Having been picked up by a retriever dog (!), the gadget is taken by the dog's owner into Gotham, where he encounters a stingy store owner chasing away a group of kids asking for a charitable contribution for a clubhouse. The storekeeper throws a hunk of coal at the kids, but the gadget turns the coal into a diamond, making the kids grateful. Their joy is short-lived, though, as a thug, "Little Pete", with mustache and dark glasses, swipes both the diamond and the gadget. Arriving on the scene, Batman and Robin chase Pete in the Batmobile into a forest wildlife preserve, which just happens to be the hideout of the Harris boys. As Pete trips and drogs the box, it transforms three animals, a rabbit, porcupine and lamb, into giant mutated futuristic versions of themselves. The porcupine threatens Batman and Robin by hurling quills, but they use the quills stuck in the ground as pole vaults to get out of the way, and then form the quills into a makeshift cage. Seizing the gadget and finding a "reverse" button on the bottom of the box, Batman turns the animals back to normal and rounds up the Harris boys and Pete. Batman reflects that the gadget which had such potential for harm has instead done good; the stream it created will create valuable irrigation for farms, and it helped inspire the stingy storekeeper to reform and make a real contribution to the needy kids. Nonetheless, Batman concludes that the gadget (we never really find out where it came from) is too dangerous to keep around, and he smashes it with a sledgehammer.
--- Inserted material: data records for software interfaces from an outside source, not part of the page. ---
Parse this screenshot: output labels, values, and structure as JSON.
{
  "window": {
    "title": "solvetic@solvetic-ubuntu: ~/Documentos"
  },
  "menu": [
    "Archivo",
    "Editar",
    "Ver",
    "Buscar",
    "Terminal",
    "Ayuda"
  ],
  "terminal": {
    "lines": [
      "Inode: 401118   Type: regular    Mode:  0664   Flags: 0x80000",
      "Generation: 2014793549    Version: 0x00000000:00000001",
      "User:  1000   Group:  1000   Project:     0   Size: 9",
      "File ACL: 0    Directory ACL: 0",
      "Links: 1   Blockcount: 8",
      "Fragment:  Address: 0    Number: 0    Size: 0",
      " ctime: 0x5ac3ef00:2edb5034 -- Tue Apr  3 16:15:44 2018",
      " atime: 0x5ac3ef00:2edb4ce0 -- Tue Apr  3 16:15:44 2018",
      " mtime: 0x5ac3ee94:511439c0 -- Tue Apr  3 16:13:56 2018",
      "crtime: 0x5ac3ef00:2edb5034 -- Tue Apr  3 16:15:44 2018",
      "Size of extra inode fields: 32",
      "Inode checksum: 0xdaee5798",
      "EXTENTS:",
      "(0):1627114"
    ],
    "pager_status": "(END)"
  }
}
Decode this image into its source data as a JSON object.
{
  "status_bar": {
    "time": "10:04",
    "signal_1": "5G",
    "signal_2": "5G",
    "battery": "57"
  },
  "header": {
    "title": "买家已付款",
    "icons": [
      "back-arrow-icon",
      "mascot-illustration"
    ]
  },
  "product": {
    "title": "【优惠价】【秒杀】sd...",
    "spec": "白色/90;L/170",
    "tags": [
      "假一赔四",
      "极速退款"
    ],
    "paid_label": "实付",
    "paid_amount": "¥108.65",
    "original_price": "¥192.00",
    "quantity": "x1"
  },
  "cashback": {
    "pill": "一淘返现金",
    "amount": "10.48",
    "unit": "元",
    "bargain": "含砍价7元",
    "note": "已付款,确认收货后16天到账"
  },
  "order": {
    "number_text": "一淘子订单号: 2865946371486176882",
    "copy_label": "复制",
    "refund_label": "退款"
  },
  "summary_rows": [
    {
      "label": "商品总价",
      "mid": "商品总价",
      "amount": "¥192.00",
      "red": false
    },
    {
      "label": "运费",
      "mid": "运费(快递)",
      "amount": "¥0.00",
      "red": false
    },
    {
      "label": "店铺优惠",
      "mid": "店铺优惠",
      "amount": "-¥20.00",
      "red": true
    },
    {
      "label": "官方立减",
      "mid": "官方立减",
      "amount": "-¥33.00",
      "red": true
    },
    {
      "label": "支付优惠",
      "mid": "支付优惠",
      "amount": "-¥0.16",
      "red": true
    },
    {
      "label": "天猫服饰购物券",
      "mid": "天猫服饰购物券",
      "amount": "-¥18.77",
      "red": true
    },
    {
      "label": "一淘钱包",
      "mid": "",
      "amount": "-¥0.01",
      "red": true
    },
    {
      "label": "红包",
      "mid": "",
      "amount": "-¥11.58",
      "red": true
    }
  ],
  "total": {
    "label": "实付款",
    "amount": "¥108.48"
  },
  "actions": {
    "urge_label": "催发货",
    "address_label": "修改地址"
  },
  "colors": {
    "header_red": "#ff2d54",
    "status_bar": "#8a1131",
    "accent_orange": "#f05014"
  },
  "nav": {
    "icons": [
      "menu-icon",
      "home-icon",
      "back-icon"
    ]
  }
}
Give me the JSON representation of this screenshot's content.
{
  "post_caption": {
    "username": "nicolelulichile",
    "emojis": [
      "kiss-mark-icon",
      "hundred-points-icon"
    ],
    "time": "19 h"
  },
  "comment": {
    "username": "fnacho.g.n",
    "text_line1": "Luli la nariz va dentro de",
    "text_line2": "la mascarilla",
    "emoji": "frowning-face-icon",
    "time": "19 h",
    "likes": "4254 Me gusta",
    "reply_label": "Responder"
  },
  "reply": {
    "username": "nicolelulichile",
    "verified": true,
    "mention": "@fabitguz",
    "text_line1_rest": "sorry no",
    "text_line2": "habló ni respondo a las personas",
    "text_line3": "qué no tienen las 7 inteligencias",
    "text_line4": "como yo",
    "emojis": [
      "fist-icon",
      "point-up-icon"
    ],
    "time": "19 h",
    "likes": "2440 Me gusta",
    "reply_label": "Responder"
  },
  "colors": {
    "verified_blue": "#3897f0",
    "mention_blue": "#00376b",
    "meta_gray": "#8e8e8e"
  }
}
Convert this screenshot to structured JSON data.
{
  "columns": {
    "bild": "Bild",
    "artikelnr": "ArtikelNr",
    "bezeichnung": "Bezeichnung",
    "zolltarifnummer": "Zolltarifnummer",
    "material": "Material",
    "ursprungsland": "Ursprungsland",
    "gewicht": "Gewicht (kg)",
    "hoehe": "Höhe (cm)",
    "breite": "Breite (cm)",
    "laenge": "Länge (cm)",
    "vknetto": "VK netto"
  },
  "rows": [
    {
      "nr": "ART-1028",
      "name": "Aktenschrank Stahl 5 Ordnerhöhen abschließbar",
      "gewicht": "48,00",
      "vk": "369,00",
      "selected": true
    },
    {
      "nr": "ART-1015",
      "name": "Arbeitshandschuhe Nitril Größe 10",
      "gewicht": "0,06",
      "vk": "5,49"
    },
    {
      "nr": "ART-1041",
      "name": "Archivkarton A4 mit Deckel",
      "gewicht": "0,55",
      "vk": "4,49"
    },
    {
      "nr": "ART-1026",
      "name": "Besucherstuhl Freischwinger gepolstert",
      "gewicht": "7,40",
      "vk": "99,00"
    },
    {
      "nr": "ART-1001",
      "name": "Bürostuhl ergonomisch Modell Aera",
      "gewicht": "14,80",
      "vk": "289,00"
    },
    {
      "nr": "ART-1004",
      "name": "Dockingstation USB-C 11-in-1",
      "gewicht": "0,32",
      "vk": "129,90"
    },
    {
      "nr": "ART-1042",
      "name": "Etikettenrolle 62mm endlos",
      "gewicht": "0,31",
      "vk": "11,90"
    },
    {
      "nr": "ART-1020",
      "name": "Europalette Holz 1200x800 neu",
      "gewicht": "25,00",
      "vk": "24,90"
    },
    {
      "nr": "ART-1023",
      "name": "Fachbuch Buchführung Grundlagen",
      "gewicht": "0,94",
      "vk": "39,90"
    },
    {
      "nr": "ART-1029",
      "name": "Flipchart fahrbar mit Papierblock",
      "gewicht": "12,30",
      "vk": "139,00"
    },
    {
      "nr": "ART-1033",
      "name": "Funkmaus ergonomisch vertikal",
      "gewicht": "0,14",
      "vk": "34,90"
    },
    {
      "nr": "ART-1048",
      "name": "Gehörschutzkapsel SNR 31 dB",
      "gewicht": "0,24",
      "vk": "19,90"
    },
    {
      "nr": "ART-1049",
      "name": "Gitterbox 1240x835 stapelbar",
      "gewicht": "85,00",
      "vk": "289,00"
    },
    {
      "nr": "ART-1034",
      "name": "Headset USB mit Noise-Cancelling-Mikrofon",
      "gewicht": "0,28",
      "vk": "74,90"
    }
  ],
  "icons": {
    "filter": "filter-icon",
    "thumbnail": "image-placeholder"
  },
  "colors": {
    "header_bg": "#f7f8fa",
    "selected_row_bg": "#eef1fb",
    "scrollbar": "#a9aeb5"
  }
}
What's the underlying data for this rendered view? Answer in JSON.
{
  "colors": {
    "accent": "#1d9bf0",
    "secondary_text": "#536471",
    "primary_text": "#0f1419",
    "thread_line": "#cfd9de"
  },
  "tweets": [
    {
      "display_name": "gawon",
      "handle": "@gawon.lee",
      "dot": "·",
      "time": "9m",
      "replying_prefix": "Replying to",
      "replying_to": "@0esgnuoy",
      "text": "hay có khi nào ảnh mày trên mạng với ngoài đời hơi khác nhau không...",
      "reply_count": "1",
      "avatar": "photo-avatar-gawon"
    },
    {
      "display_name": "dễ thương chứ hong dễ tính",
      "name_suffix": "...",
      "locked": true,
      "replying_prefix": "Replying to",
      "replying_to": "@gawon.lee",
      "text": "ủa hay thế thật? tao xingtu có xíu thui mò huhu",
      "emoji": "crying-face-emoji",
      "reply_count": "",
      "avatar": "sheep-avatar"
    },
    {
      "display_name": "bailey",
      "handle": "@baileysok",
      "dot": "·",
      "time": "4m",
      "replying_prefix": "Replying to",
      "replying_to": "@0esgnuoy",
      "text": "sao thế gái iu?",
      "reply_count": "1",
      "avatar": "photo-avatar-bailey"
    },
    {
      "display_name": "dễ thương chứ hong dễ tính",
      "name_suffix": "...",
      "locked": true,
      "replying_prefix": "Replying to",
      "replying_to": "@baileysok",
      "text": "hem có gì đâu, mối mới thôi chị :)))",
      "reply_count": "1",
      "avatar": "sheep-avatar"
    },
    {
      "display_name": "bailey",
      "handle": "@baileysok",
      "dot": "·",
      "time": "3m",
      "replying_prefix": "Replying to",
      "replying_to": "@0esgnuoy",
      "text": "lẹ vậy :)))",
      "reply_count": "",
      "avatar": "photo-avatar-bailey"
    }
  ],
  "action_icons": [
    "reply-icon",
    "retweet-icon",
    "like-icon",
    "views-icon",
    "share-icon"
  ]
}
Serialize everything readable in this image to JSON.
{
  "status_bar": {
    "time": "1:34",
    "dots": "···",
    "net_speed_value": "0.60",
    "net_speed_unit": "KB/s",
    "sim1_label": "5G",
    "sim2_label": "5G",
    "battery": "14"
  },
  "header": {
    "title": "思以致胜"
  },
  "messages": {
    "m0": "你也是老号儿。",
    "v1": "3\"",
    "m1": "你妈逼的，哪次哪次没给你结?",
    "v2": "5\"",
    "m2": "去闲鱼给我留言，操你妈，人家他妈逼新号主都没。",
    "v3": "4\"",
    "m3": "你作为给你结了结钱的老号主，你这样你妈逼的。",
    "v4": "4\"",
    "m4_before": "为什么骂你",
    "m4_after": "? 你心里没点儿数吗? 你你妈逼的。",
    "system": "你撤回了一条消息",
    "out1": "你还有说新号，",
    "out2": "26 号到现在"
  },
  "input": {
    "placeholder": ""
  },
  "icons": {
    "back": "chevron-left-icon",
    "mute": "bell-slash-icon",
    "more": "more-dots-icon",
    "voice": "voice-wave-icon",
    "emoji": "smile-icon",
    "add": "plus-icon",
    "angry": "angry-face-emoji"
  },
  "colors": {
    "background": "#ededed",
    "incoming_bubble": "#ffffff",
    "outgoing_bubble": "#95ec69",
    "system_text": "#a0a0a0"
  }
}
I decided to review this comic because I was looking at another comic of the period, saw a house ad for the issue, and was intrigued enough by the cover to pull out my copy of the issue. However, I'm afraid the issue is mainly a sample of why early Silver Age Batman was in dire need of a "New Look" (which it would get in another couple of years). The premise of the lead story-- how would Batman and Robin cope with losing their secret identities?-- was intriguing enough, but the it-was-just-Alfred's-story cheat ending was hardly satisfying. (Maybe Schiff should just have gone with a Weisinger-style "Imaginary Tale".) And the "Mystery Gadget" tale was disjointed enough to be a Robert Kanigher Wonder Woman tale.